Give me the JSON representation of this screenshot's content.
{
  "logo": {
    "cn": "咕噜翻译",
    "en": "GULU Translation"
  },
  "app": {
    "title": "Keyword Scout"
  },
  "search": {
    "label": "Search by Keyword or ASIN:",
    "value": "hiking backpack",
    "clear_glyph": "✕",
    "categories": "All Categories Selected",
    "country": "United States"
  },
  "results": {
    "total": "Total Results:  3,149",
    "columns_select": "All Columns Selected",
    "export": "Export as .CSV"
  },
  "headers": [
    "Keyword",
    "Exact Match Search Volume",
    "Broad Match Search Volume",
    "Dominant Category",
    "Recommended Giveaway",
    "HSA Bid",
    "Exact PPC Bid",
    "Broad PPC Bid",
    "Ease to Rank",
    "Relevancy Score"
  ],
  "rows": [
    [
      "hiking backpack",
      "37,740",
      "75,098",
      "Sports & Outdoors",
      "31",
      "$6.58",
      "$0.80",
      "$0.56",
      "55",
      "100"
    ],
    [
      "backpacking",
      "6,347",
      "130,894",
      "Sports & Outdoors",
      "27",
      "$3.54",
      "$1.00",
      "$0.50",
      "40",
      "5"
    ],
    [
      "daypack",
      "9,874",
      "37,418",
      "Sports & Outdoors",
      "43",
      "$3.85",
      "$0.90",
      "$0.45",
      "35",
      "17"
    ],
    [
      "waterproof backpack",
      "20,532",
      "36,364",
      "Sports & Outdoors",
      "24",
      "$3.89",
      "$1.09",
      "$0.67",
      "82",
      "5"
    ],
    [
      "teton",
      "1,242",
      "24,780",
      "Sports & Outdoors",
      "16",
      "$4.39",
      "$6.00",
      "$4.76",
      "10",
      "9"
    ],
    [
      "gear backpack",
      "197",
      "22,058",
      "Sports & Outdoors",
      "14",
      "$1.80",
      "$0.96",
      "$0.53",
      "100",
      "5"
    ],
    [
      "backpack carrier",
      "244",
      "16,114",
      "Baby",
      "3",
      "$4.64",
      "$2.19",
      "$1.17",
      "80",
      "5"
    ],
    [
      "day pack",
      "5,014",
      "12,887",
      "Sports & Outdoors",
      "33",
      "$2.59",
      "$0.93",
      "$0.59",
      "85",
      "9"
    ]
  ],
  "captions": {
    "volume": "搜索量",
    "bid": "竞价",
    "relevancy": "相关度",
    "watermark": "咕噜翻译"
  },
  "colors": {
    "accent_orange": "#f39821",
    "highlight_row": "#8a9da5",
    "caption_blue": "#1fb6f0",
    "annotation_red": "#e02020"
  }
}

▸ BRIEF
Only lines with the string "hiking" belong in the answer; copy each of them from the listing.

▸ SOLUTION TO THE EXERCISE
    "value": "hiking backpack",
      "hiking backpack",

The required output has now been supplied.